Look through the listing for the word "true". Copy each line that has it.
-- DATA RECORDS follows --
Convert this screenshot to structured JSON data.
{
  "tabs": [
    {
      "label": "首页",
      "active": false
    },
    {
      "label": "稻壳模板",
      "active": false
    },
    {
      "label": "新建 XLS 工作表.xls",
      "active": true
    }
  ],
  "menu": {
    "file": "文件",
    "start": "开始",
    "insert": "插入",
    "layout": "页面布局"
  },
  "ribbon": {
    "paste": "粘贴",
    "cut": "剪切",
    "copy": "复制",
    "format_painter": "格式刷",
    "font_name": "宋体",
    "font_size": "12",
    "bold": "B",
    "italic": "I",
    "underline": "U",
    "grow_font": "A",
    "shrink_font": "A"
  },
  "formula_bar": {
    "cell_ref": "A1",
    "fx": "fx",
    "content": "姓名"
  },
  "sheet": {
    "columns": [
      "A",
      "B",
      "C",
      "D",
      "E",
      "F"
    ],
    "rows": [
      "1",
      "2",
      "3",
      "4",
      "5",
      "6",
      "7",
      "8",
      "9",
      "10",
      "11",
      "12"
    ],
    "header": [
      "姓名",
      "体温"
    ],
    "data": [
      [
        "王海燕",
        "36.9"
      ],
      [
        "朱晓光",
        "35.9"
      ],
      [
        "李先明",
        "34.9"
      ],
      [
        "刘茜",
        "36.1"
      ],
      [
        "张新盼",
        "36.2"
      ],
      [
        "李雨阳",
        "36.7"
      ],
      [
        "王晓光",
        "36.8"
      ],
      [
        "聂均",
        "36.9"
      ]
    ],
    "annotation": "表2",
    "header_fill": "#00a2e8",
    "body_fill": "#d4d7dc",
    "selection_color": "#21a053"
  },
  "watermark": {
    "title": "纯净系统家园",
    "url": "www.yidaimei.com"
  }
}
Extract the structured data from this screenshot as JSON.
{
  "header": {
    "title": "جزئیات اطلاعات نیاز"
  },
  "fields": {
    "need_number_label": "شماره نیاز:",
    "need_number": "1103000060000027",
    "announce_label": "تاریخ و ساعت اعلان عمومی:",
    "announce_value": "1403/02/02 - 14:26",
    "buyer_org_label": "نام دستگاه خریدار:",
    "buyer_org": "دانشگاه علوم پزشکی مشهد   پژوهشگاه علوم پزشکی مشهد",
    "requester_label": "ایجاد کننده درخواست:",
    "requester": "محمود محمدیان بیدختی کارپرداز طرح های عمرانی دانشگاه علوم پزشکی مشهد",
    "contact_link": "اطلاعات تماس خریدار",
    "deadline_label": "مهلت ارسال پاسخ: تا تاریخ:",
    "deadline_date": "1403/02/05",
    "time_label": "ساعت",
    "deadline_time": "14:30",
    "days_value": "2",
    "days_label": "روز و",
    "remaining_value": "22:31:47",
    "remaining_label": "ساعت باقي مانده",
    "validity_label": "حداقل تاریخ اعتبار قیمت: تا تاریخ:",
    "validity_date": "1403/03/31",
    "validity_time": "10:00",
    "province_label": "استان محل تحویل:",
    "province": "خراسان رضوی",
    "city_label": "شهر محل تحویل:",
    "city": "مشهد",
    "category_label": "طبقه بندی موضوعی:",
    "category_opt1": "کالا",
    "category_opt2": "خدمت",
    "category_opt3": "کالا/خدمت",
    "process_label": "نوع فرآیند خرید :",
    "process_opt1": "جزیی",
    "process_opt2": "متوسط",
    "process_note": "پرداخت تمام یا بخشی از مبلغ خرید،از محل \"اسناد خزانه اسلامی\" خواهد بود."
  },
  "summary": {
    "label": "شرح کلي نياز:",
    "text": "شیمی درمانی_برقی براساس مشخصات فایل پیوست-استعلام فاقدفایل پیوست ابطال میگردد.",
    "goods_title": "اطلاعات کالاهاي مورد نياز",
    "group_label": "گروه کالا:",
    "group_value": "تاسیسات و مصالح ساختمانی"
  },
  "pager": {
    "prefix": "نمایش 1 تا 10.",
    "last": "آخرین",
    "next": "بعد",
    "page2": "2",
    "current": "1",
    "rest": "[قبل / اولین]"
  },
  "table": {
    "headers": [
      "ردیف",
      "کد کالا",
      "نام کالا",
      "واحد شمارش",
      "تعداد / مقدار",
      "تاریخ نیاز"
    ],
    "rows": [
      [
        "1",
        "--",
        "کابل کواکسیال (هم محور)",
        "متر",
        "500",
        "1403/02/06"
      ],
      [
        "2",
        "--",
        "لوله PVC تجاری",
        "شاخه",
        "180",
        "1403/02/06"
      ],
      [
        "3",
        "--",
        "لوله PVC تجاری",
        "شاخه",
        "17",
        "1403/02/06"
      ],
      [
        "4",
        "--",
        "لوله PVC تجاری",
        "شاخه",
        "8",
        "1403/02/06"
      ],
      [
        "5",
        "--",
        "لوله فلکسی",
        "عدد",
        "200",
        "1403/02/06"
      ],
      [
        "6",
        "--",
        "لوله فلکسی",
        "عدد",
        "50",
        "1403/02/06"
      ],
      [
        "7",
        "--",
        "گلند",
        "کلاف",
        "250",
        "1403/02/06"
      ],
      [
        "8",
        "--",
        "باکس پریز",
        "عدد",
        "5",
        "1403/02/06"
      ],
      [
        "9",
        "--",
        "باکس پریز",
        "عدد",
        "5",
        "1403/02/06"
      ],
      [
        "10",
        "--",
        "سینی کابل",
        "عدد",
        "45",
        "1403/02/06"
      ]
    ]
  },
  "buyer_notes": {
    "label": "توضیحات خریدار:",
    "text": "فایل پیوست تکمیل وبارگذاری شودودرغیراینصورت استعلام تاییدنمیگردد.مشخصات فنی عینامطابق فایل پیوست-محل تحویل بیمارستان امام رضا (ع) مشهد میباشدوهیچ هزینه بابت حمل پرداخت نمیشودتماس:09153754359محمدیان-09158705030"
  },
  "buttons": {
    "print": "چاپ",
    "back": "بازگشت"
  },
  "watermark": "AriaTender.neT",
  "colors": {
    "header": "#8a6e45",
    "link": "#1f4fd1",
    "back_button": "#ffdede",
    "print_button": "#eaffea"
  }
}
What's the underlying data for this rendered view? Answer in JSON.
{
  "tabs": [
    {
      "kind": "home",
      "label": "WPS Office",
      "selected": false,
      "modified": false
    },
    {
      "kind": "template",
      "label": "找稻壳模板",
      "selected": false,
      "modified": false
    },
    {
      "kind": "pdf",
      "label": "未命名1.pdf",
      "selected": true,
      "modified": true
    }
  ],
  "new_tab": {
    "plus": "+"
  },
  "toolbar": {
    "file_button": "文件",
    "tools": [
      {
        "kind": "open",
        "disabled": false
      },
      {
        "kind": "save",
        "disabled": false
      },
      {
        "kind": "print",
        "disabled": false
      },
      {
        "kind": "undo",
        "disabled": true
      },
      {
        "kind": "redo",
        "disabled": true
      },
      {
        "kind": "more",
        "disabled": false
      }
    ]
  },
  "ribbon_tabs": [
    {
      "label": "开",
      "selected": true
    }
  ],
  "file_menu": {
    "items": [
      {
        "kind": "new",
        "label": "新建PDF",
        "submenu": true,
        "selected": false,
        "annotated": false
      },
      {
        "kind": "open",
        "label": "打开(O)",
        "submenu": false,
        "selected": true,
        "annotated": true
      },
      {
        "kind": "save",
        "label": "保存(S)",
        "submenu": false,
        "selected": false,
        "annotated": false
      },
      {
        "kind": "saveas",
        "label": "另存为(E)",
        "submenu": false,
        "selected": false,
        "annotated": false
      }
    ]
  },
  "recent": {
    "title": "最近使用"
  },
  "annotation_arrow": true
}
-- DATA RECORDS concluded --
**PROBLEM SOLUTION**
      "active": true
      "selected": true,
      "modified": true
        "disabled": true
        "disabled": true
      "selected": true
        "submenu": true,
        "selected": true,
        "annotated": true
  "annotation_arrow": true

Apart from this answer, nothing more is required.